1/4 cup chocolate chips (at least 60% cocoa mass)
1/2 cup coarsely chopped walnuts
1/4 cup packed dark brown sugar
2 eggs (preferably omega-3)
4.5-oz/128-mL jar strained prunes baby food
1/4 cup canola oil
1 tbsp pure vanilla extract
Position rack in middle of oven. Preheat oven to 375F. Line 2 large baking sheets with parchment paper.
Mix together oat bran, large-flake oats, flour, flaxseed, steel-cut oats, wheat germ, cinnamon and baking soda in large bowl. Stir in cranberries, chocolate chips and walnuts.
Whisk together brown sugar, eggs, prunes, oil and vanilla in medium bowl until well blended.
Add sugar mixture to oat bran mixture; stir until really well combined.
Scoop batter into rounds a bit bigger than a golf ball (a 1/4-cup/60-mL ice cream scoop works well). Place on baking sheets about 2 inches/5 cm apart. Flatten with hand or back of damp spoon until about 3/4 inch/2 cm thick. (Batter will be sticky).
Bake in oven 13 to 15 minutes or until medium-brown. Cool slightly on cookie sheets before transferring to wire racks to cool completely.
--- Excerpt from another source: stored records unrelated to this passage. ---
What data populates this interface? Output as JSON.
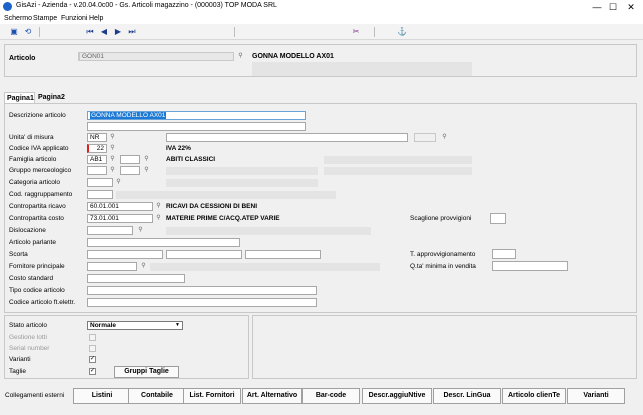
{
  "window": {
    "title": "GisAzi - Azienda - v.20.04.0c00 - Gs. Articoli magazzino - (000003) TOP MODA SRL",
    "minimize": "—",
    "maximize": "☐",
    "close": "✕"
  },
  "menu": [
    "Schermo",
    "Stampe",
    "Funzioni",
    "Help"
  ],
  "header": {
    "articolo_label": "Articolo",
    "articolo_code": "GON01",
    "articolo_desc": "GONNA MODELLO AX01"
  },
  "tabs": [
    "Pagina1",
    "Pagina2"
  ],
  "form": {
    "descrizione_label": "Descrizione articolo",
    "descrizione_value": "GONNA MODELLO AX01",
    "um_label": "Unita' di misura",
    "um_value": "NR",
    "iva_label": "Codice IVA applicato",
    "iva_value": "22",
    "iva_desc": "IVA 22%",
    "famiglia_label": "Famiglia articolo",
    "famiglia_value": "AB1",
    "famiglia_desc": "ABITI CLASSICI",
    "gruppo_label": "Gruppo merceologico",
    "categoria_label": "Categoria articolo",
    "raggruppamento_label": "Cod. raggruppamento",
    "ricavo_label": "Contropartita ricavo",
    "ricavo_value": "60.01.001",
    "ricavo_desc": "RICAVI DA CESSIONI DI BENI",
    "costo_label": "Contropartita costo",
    "costo_value": "73.01.001",
    "costo_desc": "MATERIE PRIME C/ACQ.ATEP VARIE",
    "scaglione_label": "Scaglione provvigioni",
    "dislocazione_label": "Dislocazione",
    "parlante_label": "Articolo parlante",
    "scorta_label": "Scorta",
    "approvvigionamento_label": "T. approvvigionamento",
    "fornitore_label": "Fornitore principale",
    "qta_minima_label": "Q.ta' minima in vendita",
    "costo_std_label": "Costo standard",
    "tipo_codice_label": "Tipo codice articolo",
    "codice_fe_label": "Codice articolo ft.elettr."
  },
  "bottom": {
    "stato_label": "Stato articolo",
    "stato_value": "Normale",
    "lotti_label": "Gestione lotti",
    "serial_label": "Serial number",
    "varianti_label": "Varianti",
    "taglie_label": "Taglie",
    "varianti_checked": "✓",
    "taglie_checked": "✓",
    "gruppi_taglie": "Gruppi Taglie"
  },
  "bottom_buttons": {
    "collegamenti": "Collegamenti esterni",
    "listini": "Listini",
    "contabile": "Contabile",
    "fornitori": "List. Fornitori",
    "alternativo": "Art. Alternativo",
    "barcode": "Bar-code",
    "descr_agg": "Descr.aggiuNtive",
    "descr_lingua": "Descr. LinGua",
    "articolo_cliente": "Articolo clienTe",
    "varianti": "Varianti"
  }
}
Store in airtight container up to 2 weeks or freeze up to 3 months.
Makes about 20.